It’s so easy to get lost in all the end goals when it comes to savings accounts, but it’s a marathon and not a sprint. With 43% of millennials having absolutely no money in a savings account, it’s important to start somewhere. Build up the good habits one by one, and you’ll be on the right path.

A Gym Membership

It doesn’t matter if it’s a no-frills gym or one of those places where you can see famous people wearing Uggs on the elliptical in June. Only half of Americans get enough cardio in and about 20% get enough strength training. And while you might not be training for a marathon or bench pressing your body weight, a gym membership is a good way to just get started. We all start somewhere with physical fitness. As proven by mystery famous people, you can hop on elliptical machines wearing a variety of footwear. You can lift light weights. You can take yoga classes that your gym offers. You can swim in an indoor pool (and spend an equal amount of time in the sauna afterward).

If you’re struggling to actually use that gym membership, being reminded of its existence could be a boost! Take a look at your monthly credit card statements — another habit you should probably pick up — and think about how often you’d have to go to justify the cost. Maybe it’s just a few times a month! Start small with the good habits and build them up.

Music Streaming Services

This is a fun one. You can find music in pretty much every known culture around the world. Even if they don’t have a word for music, they have the concept of musical sounds used for everything from important events to simple enjoyments. Did you know that music improves the verbal memory skills in 60% of listeners? That music streaming service might just be paying for itself in terms of what you get in return. Music can be the perfect solution to a stressful day. With streaming, you can expand your lyrical horizons, too. Discover new genres, bond over similar preferences or keep yourself occupied on road trips.

Grabbing Coffee…Or Wine

Tired of seeing headlines that claim the only reason millennials don’t own homes, drive cars or get married is because they’re wasting all their money on their $5 daily Starbucks habit?

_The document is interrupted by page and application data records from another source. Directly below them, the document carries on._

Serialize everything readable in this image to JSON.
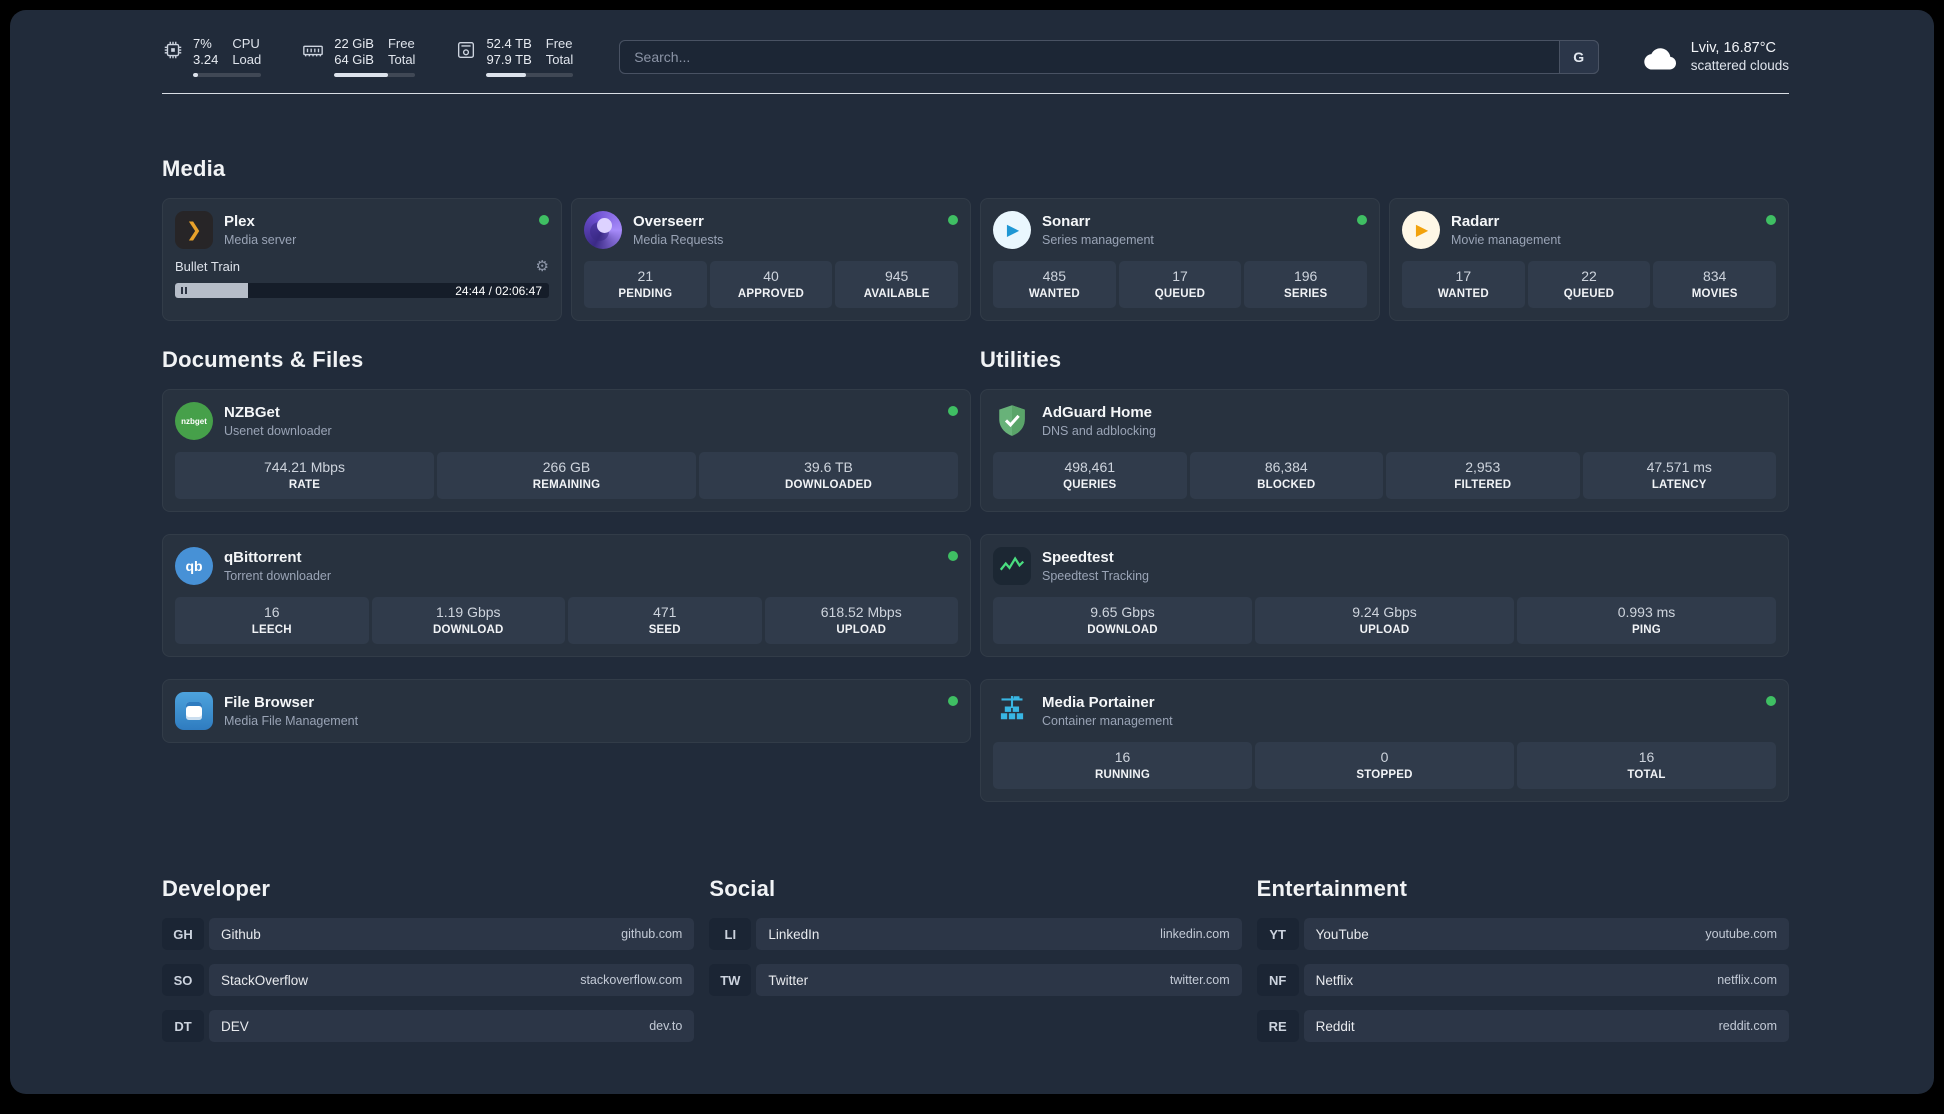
{
  "colors": {
    "status_online": "#3fbf63",
    "page_background": "#212b3a",
    "card_background": "#28323f"
  },
  "glyphs": {
    "plex": "❯",
    "gear": "⚙",
    "play": "▶",
    "qbittorrent": "qb",
    "nzbget": "nzbget"
  },
  "topbar": {
    "cpu": {
      "value_top": "7%",
      "value_bottom": "3.24",
      "label_top": "CPU",
      "label_bottom": "Load",
      "bar_percent": 7
    },
    "memory": {
      "value_top": "22 GiB",
      "value_bottom": "64 GiB",
      "label_top": "Free",
      "label_bottom": "Total",
      "bar_percent": 66
    },
    "disk": {
      "value_top": "52.4 TB",
      "value_bottom": "97.9 TB",
      "label_top": "Free",
      "label_bottom": "Total",
      "bar_percent": 46
    },
    "search": {
      "placeholder": "Search...",
      "engine_button": "G"
    },
    "weather": {
      "location": "Lviv, 16.87°C",
      "condition": "scattered clouds"
    }
  },
  "media": {
    "title": "Media",
    "plex": {
      "name": "Plex",
      "subtitle": "Media server",
      "now_playing": "Bullet Train",
      "time": "24:44 / 02:06:47",
      "progress_percent": 19.5
    },
    "overseerr": {
      "name": "Overseerr",
      "subtitle": "Media Requests",
      "stats": [
        {
          "value": "21",
          "label": "PENDING"
        },
        {
          "value": "40",
          "label": "APPROVED"
        },
        {
          "value": "945",
          "label": "AVAILABLE"
        }
      ]
    },
    "sonarr": {
      "name": "Sonarr",
      "subtitle": "Series management",
      "stats": [
        {
          "value": "485",
          "label": "WANTED"
        },
        {
          "value": "17",
          "label": "QUEUED"
        },
        {
          "value": "196",
          "label": "SERIES"
        }
      ]
    },
    "radarr": {
      "name": "Radarr",
      "subtitle": "Movie management",
      "stats": [
        {
          "value": "17",
          "label": "WANTED"
        },
        {
          "value": "22",
          "label": "QUEUED"
        },
        {
          "value": "834",
          "label": "MOVIES"
        }
      ]
    }
  },
  "documents": {
    "title": "Documents & Files",
    "nzbget": {
      "name": "NZBGet",
      "subtitle": "Usenet downloader",
      "stats": [
        {
          "value": "744.21 Mbps",
          "label": "RATE"
        },
        {
          "value": "266 GB",
          "label": "REMAINING"
        },
        {
          "value": "39.6 TB",
          "label": "DOWNLOADED"
        }
      ]
    },
    "qbittorrent": {
      "name": "qBittorrent",
      "subtitle": "Torrent downloader",
      "stats": [
        {
          "value": "16",
          "label": "LEECH"
        },
        {
          "value": "1.19 Gbps",
          "label": "DOWNLOAD"
        },
        {
          "value": "471",
          "label": "SEED"
        },
        {
          "value": "618.52 Mbps",
          "label": "UPLOAD"
        }
      ]
    },
    "filebrowser": {
      "name": "File Browser",
      "subtitle": "Media File Management"
    }
  },
  "utilities": {
    "title": "Utilities",
    "adguard": {
      "name": "AdGuard Home",
      "subtitle": "DNS and adblocking",
      "stats": [
        {
          "value": "498,461",
          "label": "QUERIES"
        },
        {
          "value": "86,384",
          "label": "BLOCKED"
        },
        {
          "value": "2,953",
          "label": "FILTERED"
        },
        {
          "value": "47.571 ms",
          "label": "LATENCY"
        }
      ]
    },
    "speedtest": {
      "name": "Speedtest",
      "subtitle": "Speedtest Tracking",
      "stats": [
        {
          "value": "9.65 Gbps",
          "label": "DOWNLOAD"
        },
        {
          "value": "9.24 Gbps",
          "label": "UPLOAD"
        },
        {
          "value": "0.993 ms",
          "label": "PING"
        }
      ]
    },
    "portainer": {
      "name": "Media Portainer",
      "subtitle": "Container management",
      "stats": [
        {
          "value": "16",
          "label": "RUNNING"
        },
        {
          "value": "0",
          "label": "STOPPED"
        },
        {
          "value": "16",
          "label": "TOTAL"
        }
      ]
    }
  },
  "bookmarks": {
    "developer": {
      "title": "Developer",
      "items": [
        {
          "abbr": "GH",
          "name": "Github",
          "url": "github.com"
        },
        {
          "abbr": "SO",
          "name": "StackOverflow",
          "url": "stackoverflow.com"
        },
        {
          "abbr": "DT",
          "name": "DEV",
          "url": "dev.to"
        }
      ]
    },
    "social": {
      "title": "Social",
      "items": [
        {
          "abbr": "LI",
          "name": "LinkedIn",
          "url": "linkedin.com"
        },
        {
          "abbr": "TW",
          "name": "Twitter",
          "url": "twitter.com"
        }
      ]
    },
    "entertainment": {
      "title": "Entertainment",
      "items": [
        {
          "abbr": "YT",
          "name": "YouTube",
          "url": "youtube.com"
        },
        {
          "abbr": "NF",
          "name": "Netflix",
          "url": "netflix.com"
        },
        {
          "abbr": "RE",
          "name": "Reddit",
          "url": "reddit.com"
        }
      ]
    }
  }
}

Regular coffee drinking has been linked to a reduced risk of everything from cancer to heart disease and Alzheimer’s. While it can be cheaper to make your coffee at home, grabbing a cup of the stuff at a coffee shop shouldn’t be automatically considered a bad habit — but rather a good one.

Similarly, light and moderate wine drinkers have a 20% decreased mortality rate. While it’s certainly not a good choice for everyone, picking up a bottle at Trader Joe’s to split with a friend or loved one can be a good occasional habit indeed.


This one probably isn’t too surprising. After all, the benefits of reading are well-studied, ranging from helping you sleep to encouraging empathy. This doesn’t need to be a march through the required reading list of books you meant to read in school (but didn’t) or autobiographies of people you’d like to be (but aren’t) or high brow commentaries your wish you understood (but don’t). Reading can, and should, be fun! Having a warm and fluffy book on your nightstand to wind down with is better than a suspenseful thriller. Cheering yourself up with a self-help book seems to actually work, too.


By hook or by crook, get thee to a beach, mountain or at least a different city. In a study, people who skipped a vacation for years were 30% more likely to have a heart attack than those who vacationed at least once a year. Go camping under the stars, pile the kids in the car for a road trip, or hit up amusement parks. It’s a good guess to say that the best vacation is the one you enjoy the most, regardless of where it is or what you’re doing. Make a habit out of taking one, even if it’s just for the weekend.

These habits may be small, but they really do add up over a lifetime. When Avibra was created, a big part of the goal was to find ways to reward those little daily good habits.

The app takes your average, everyday good habits and turns them into free life insurance coverage. It’s like a healthy living, financial planning & well-being app all rolled into one. Even better, it takes the stress out of one of those daunting millennial tasks — to call your insurance…broker? person? company? — and makes it easier than ever to protect your loved ones. Good habits don’t just count for people who already have their lives together, that’s for sure. Avibra cheers you on through all the little steps you take to live a better life, rewarding you with boosts in your free life insurance coverage along the way.